- Historic Sites
Between The Battles
Far from home and in the face of every kind of privation, the Civil War soldier did his best to re-create the world he left behind him
February/march 1982 | Volume 33, Issue 2
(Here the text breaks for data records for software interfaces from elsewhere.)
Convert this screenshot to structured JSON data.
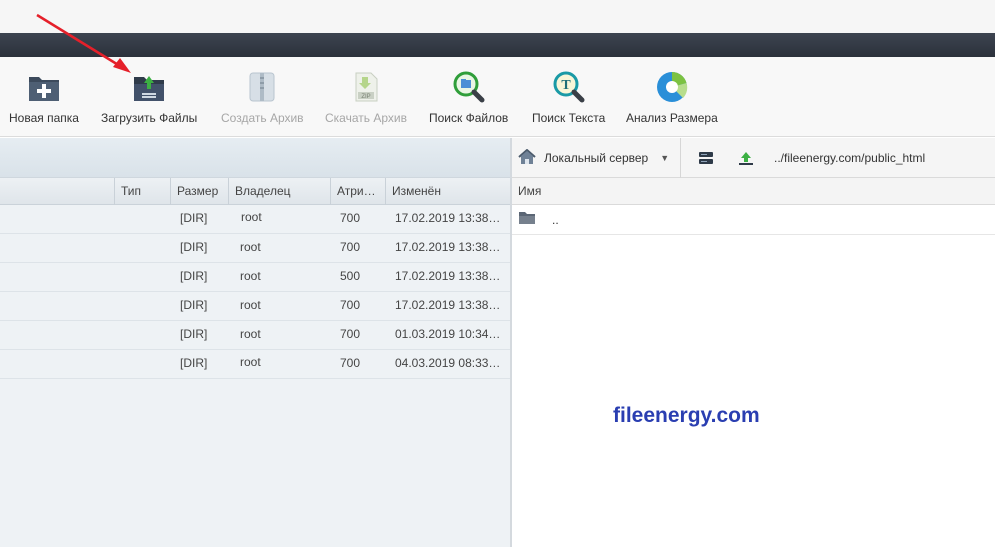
{
  "toolbar": {
    "buttons": [
      {
        "label": "Новая папка",
        "icon": "new-folder-icon",
        "enabled": true
      },
      {
        "label": "Загрузить Файлы",
        "icon": "upload-files-icon",
        "enabled": true
      },
      {
        "label": "Создать Архив",
        "icon": "archive-icon",
        "enabled": false
      },
      {
        "label": "Скачать Архив",
        "icon": "zip-download-icon",
        "enabled": false
      },
      {
        "label": "Поиск Файлов",
        "icon": "search-files-icon",
        "enabled": true
      },
      {
        "label": "Поиск Текста",
        "icon": "search-text-icon",
        "enabled": true
      },
      {
        "label": "Анализ Размера",
        "icon": "size-analysis-icon",
        "enabled": true
      }
    ]
  },
  "left_table": {
    "columns": [
      "Тип",
      "Размер",
      "Владелец",
      "Атри…",
      "Изменён"
    ],
    "rows": [
      {
        "type": "",
        "size": "[DIR]",
        "owner": "root",
        "attrs": "700",
        "modified": "17.02.2019 13:38…"
      },
      {
        "type": "",
        "size": "[DIR]",
        "owner": "root",
        "attrs": "700",
        "modified": "17.02.2019 13:38…"
      },
      {
        "type": "",
        "size": "[DIR]",
        "owner": "root",
        "attrs": "500",
        "modified": "17.02.2019 13:38…"
      },
      {
        "type": "",
        "size": "[DIR]",
        "owner": "root",
        "attrs": "700",
        "modified": "17.02.2019 13:38…"
      },
      {
        "type": "",
        "size": "[DIR]",
        "owner": "root",
        "attrs": "700",
        "modified": "01.03.2019 10:34…"
      },
      {
        "type": "",
        "size": "[DIR]",
        "owner": "root",
        "attrs": "700",
        "modified": "04.03.2019 08:33…"
      }
    ]
  },
  "right_pane": {
    "server_label": "Локальный сервер",
    "path": "../fileenergy.com/public_html",
    "column_name": "Имя",
    "parent_entry": ".."
  },
  "watermark": "fileenergy.com",
  "colors": {
    "accent_arrow": "#e5202a",
    "watermark": "#2a3eb1",
    "header_dark": "#2b313b"
  }
}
Foraging wasn’t the only way to pick up the occasional delicacy. Sutlers—government appointed merchants—followed the armies wherever they went, selling the troops everything from pickles to stationery. The articles of war stated that “persons permitted to sutle shall supply the soldiers with good and wholesome provisions or other articles at a reasonable price,” but the soldiers invariably thought their prices exorbitant. And in fact any sane man would be a little leery of doing business with the marvelous group at far left. When the campaign came to a halt for a while, the sutlers could set themselves up in fine style, as they did near Petersburg, above. Here the soldiers could dine in a real restaurant, buy cakes from Mr. Shuz and boots from his neighbor, have cigars and soda water, and make a wholesome purchase in the condensed milk “depot.” The wagon at center belonged to a New York City merchant named Bates, who attached himself exclusively to the 1st New York. That ubiquitous midnineteenth-century fixture, the oyster house, also followed the men into the field. Although the example at left looks as though it would be worth a mans life just to step inside, it undoubtedly did an enviable business. However the “5 Drons” generated Fun and Fury in their remarkably comfortable quarters, music clearly played a major role. And in fact, music was vital to the spirits of both armies. One Rebel private found a concert—doubtless performed by a band like that of the 26th North Carolina below—so inspiriting that he said, “I felt at the time that I could whip a whole brigade of the enemy,” and after hearing a similar concert in 1864, Robert E. Lee remarked, “I don’t believe we can have any army without music.” Less ennobling diversions included cockfighting; the bout shown opposite was staged by former slaves named George (left) and John at the headquarters of Brigadier General O. B. Willcox—that’s Willcox holding the letter—at Petersburg in 1864. The long, idle stretches of camp life made it a rich breeding ground for the sort of horseplay at far right, where soldiers toss a freedman in a blanket. When diversions got too gamy, the offenders were punished. Serious infractions meant court-martial, but minor ones could win the perpetrator a humiliating and uncomfortable ride on the wooden horse.
Now the earth begins to roll its wheel toward the sun, The deep mud gullies are drying. The sluggish armies That have slept the bear-months through in their winter-camps, Begin to stir and be restless. They’re tired enough Of leaky huts and the rain and punishment-drill.… “We might as well git— Fight the Rebs—and the ‘Yanks—and finish it up.…” But when they git, they are cross at leaving the huts, “We fixed up ours first rate. We had regular lamps. We knew the girls at the Depot. It wasn’t so bad. Why the hell do we have to git when we just got fixed? Oh, well, we might as well travel.” So they go on, The huts drop behind, the dry road opens ahead.…